* _What you are asked to do_:
Your answer must be the records, copied with no change.

* _Dataset content_:

· · · · ·

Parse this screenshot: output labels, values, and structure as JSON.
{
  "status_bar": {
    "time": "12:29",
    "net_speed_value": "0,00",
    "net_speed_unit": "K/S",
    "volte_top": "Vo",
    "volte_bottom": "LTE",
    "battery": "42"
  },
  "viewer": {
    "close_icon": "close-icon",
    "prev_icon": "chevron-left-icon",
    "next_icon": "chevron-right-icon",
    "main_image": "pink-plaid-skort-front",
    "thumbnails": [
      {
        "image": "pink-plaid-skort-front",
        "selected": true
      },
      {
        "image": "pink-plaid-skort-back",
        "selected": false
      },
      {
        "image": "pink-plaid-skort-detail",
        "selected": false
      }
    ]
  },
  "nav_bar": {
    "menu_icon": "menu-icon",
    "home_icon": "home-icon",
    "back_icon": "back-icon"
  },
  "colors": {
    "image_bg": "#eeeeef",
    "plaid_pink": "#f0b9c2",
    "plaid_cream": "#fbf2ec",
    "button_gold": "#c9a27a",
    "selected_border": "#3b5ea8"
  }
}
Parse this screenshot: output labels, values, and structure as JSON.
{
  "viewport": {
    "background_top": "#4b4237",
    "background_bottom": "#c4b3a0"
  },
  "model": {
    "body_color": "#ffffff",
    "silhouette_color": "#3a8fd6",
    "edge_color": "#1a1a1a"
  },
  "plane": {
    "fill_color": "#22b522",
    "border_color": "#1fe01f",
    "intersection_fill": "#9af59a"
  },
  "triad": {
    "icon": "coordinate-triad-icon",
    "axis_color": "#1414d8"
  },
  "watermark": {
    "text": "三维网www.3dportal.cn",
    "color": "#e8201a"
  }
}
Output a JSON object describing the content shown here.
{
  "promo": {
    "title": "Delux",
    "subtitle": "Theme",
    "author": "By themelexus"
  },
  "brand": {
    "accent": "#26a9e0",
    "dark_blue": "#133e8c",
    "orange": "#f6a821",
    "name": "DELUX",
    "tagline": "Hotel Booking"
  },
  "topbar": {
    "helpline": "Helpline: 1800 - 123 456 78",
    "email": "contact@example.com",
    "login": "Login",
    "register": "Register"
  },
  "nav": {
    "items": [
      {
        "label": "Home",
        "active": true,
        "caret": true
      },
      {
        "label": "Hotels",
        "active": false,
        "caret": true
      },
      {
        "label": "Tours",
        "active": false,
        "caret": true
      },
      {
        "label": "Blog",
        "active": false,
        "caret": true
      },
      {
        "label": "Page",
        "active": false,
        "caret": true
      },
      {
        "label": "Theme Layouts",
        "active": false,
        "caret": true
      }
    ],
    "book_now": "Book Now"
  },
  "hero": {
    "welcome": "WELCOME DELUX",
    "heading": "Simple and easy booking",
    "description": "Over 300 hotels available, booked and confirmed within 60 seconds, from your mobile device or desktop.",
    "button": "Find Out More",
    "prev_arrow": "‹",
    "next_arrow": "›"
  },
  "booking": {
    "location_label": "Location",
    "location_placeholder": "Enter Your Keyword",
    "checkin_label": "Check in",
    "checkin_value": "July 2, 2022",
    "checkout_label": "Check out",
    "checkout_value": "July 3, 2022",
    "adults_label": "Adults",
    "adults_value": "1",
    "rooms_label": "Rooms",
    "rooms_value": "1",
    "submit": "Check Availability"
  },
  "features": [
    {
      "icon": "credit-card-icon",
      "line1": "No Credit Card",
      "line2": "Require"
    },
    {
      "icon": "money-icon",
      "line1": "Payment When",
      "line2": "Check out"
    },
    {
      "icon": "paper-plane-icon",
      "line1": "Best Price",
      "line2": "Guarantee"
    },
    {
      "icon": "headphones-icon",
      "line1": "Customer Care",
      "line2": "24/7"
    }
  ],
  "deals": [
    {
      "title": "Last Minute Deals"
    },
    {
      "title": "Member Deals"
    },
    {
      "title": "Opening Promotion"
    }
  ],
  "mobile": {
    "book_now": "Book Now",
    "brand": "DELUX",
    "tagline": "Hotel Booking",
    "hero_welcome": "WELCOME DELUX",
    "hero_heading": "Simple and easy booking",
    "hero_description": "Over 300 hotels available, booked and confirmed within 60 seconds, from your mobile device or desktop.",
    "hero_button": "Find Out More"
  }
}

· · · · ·

* _Response to the task_:
Parse this screenshot: output labels, values, and structure as JSON.
{
  "status_bar": {
    "time": "12:29",
    "net_speed_value": "0,00",
    "net_speed_unit": "K/S",
    "volte_top": "Vo",
    "volte_bottom": "LTE",
    "battery": "42"
  },
  "viewer": {
    "close_icon": "close-icon",
    "prev_icon": "chevron-left-icon",
    "next_icon": "chevron-right-icon",
    "main_image": "pink-plaid-skort-front",
    "thumbnails": [
      {
        "image": "pink-plaid-skort-front",
        "selected": true
      },
      {
        "image": "pink-plaid-skort-back",
        "selected": false
      },
      {
        "image": "pink-plaid-skort-detail",
        "selected": false
      }
    ]
  },
  "nav_bar": {
    "menu_icon": "menu-icon",
    "home_icon": "home-icon",
    "back_icon": "back-icon"
  },
  "colors": {
    "image_bg": "#eeeeef",
    "plaid_pink": "#f0b9c2",
    "plaid_cream": "#fbf2ec",
    "button_gold": "#c9a27a",
    "selected_border": "#3b5ea8"
  }
}
Parse this screenshot: output labels, values, and structure as JSON.
{
  "viewport": {
    "background_top": "#4b4237",
    "background_bottom": "#c4b3a0"
  },
  "model": {
    "body_color": "#ffffff",
    "silhouette_color": "#3a8fd6",
    "edge_color": "#1a1a1a"
  },
  "plane": {
    "fill_color": "#22b522",
    "border_color": "#1fe01f",
    "intersection_fill": "#9af59a"
  },
  "triad": {
    "icon": "coordinate-triad-icon",
    "axis_color": "#1414d8"
  },
  "watermark": {
    "text": "三维网www.3dportal.cn",
    "color": "#e8201a"
  }
}
Output a JSON object describing the content shown here.
{
  "promo": {
    "title": "Delux",
    "subtitle": "Theme",
    "author": "By themelexus"
  },
  "brand": {
    "accent": "#26a9e0",
    "dark_blue": "#133e8c",
    "orange": "#f6a821",
    "name": "DELUX",
    "tagline": "Hotel Booking"
  },
  "topbar": {
    "helpline": "Helpline: 1800 - 123 456 78",
    "email": "contact@example.com",
    "login": "Login",
    "register": "Register"
  },
  "nav": {
    "items": [
      {
        "label": "Home",
        "active": true,
        "caret": true
      },
      {
        "label": "Hotels",
        "active": false,
        "caret": true
      },
      {
        "label": "Tours",
        "active": false,
        "caret": true
      },
      {
        "label": "Blog",
        "active": false,
        "caret": true
      },
      {
        "label": "Page",
        "active": false,
        "caret": true
      },
      {
        "label": "Theme Layouts",
        "active": false,
        "caret": true
      }
    ],
    "book_now": "Book Now"
  },
  "hero": {
    "welcome": "WELCOME DELUX",
    "heading": "Simple and easy booking",
    "description": "Over 300 hotels available, booked and confirmed within 60 seconds, from your mobile device or desktop.",
    "button": "Find Out More",
    "prev_arrow": "‹",
    "next_arrow": "›"
  },
  "booking": {
    "location_label": "Location",
    "location_placeholder": "Enter Your Keyword",
    "checkin_label": "Check in",
    "checkin_value": "July 2, 2022",
    "checkout_label": "Check out",
    "checkout_value": "July 3, 2022",
    "adults_label": "Adults",
    "adults_value": "1",
    "rooms_label": "Rooms",
    "rooms_value": "1",
    "submit": "Check Availability"
  },
  "features": [
    {
      "icon": "credit-card-icon",
      "line1": "No Credit Card",
      "line2": "Require"
    },
    {
      "icon": "money-icon",
      "line1": "Payment When",
      "line2": "Check out"
    },
    {
      "icon": "paper-plane-icon",
      "line1": "Best Price",
      "line2": "Guarantee"
    },
    {
      "icon": "headphones-icon",
      "line1": "Customer Care",
      "line2": "24/7"
    }
  ],
  "deals": [
    {
      "title": "Last Minute Deals"
    },
    {
      "title": "Member Deals"
    },
    {
      "title": "Opening Promotion"
    }
  ],
  "mobile": {
    "book_now": "Book Now",
    "brand": "DELUX",
    "tagline": "Hotel Booking",
    "hero_welcome": "WELCOME DELUX",
    "hero_heading": "Simple and easy booking",
    "hero_description": "Over 300 hotels available, booked and confirmed within 60 seconds, from your mobile device or desktop.",
    "hero_button": "Find Out More"
  }
}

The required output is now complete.